It is important to note that Adichie has chosen to begin the novel from the day when Mama’s glass figurines were broken by Papa. This lets us see the breaking of the figurines as a significant event and a turning point for not only Mama who would no longer be able to silently cope with the violence but for the whole family.
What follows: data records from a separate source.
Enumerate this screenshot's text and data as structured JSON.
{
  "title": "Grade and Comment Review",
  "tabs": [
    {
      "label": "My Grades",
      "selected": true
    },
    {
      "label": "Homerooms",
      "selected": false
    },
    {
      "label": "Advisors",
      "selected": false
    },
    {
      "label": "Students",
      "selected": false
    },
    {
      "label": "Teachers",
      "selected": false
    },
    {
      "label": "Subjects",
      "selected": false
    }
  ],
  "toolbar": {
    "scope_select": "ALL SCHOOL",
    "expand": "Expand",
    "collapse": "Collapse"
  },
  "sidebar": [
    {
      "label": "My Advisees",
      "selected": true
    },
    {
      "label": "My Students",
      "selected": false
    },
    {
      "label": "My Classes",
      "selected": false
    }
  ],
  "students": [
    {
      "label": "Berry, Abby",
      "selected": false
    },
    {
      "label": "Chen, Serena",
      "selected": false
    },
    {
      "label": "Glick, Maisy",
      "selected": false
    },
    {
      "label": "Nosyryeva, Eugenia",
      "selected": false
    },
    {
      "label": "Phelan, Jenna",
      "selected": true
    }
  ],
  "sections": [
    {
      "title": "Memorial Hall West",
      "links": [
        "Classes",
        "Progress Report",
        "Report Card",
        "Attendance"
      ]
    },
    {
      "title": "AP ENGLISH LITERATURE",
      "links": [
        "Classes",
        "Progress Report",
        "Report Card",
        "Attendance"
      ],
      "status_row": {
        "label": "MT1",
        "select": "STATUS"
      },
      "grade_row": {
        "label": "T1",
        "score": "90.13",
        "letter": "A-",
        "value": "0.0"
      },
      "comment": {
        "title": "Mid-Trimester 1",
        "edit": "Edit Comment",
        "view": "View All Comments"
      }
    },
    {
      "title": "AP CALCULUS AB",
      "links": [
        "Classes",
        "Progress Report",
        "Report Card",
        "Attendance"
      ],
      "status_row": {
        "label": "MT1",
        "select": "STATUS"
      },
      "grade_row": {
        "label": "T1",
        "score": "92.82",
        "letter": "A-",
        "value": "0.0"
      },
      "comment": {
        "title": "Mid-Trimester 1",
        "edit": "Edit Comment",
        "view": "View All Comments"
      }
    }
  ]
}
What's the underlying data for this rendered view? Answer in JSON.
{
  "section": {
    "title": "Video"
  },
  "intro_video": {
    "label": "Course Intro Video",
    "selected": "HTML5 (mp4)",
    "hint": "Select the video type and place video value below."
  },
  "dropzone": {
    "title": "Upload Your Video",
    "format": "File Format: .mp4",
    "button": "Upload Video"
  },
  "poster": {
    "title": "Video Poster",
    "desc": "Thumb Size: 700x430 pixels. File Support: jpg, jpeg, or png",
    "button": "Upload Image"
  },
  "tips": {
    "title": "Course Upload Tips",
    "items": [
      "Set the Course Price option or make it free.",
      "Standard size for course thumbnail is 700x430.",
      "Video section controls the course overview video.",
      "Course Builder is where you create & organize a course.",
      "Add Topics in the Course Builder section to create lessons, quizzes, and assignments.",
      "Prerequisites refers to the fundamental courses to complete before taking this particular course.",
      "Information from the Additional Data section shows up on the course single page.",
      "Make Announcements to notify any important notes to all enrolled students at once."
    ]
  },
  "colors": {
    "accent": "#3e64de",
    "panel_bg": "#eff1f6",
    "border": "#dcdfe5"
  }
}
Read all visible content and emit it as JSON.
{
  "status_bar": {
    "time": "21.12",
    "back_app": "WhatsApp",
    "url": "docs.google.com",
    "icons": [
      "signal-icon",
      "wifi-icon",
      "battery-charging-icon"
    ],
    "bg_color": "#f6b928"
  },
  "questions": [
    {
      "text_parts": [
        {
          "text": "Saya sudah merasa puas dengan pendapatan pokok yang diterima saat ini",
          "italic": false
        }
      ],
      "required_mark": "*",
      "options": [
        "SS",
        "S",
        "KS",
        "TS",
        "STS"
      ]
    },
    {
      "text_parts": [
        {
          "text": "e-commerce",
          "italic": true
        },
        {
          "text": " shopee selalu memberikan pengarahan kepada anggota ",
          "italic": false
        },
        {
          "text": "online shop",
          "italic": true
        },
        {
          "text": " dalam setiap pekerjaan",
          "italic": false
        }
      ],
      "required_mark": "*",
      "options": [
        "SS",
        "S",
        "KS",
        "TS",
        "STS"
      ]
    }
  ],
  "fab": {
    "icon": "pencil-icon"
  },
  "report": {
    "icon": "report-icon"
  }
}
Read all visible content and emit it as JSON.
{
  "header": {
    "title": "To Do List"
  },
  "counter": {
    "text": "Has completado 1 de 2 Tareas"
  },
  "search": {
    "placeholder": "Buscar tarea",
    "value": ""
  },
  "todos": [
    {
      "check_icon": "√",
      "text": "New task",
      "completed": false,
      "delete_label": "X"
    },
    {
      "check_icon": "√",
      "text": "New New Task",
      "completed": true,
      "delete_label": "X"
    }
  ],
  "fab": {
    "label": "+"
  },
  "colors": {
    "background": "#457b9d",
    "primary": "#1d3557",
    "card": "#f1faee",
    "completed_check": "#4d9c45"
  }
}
Kambili explains how Mama would ‘no longer need the figurines’ and how ‘nothing would be the same again’. This leads us to conclude that Mama will be turning to some other measure in order to secure peace for the family.
The figurines also represent western culture which was enforced on the family by Papa, saying that Mama would no longer need them would mean that she would no longer need to be acquiescent to Papa’s strict authority and may now allow herself to take control of the situation.
Although Mama’s role may seem insignificant initially, her importance is strengthened when she takes the final step to poison Papa. Although she is most obedient to Papa and did not approach defiance like Jaja, it was she who was able to take the consequential step and actual action against Papa.
Mama’s decision to poison Papa can be seen as influenced by Aunty Ifeoma who objected to Papa’s brutality and gave Mama the idea that she could live without the stern authority of a husband like she was, explaining how ‘sometimes life begins when marriage ends’. This provides nourishment to Kambili’s analysis that her family had discovered ‘the undertones of freedom’ from Aunty Ifeoma’s household. Although Mama carried the ‘undertones’ of freedom from Aunty Ifeoma like Jaja did, Mama was actually able to act for the cause of freedom while Jaja’s attempts would prove futile.
After Papa’s death, Mama is emotionally distant and silent. Kamibili explains how Mama has been ‘different ever since Jaja was locked up’. Does she regret poisoning Papa and realize it to be a mistake? Or is she consumed by guilt for having Jaja take the blame? Kamibili also suggests that she no longer understands Mama; ‘She prefers it, I think’ which would mean Mama has changed. Not only is Mama silent, she is also deeply grieved: “The sound of my voice may stop her tears”. The title of the chapter also tells us a lot: “A different silence”. Although oppression from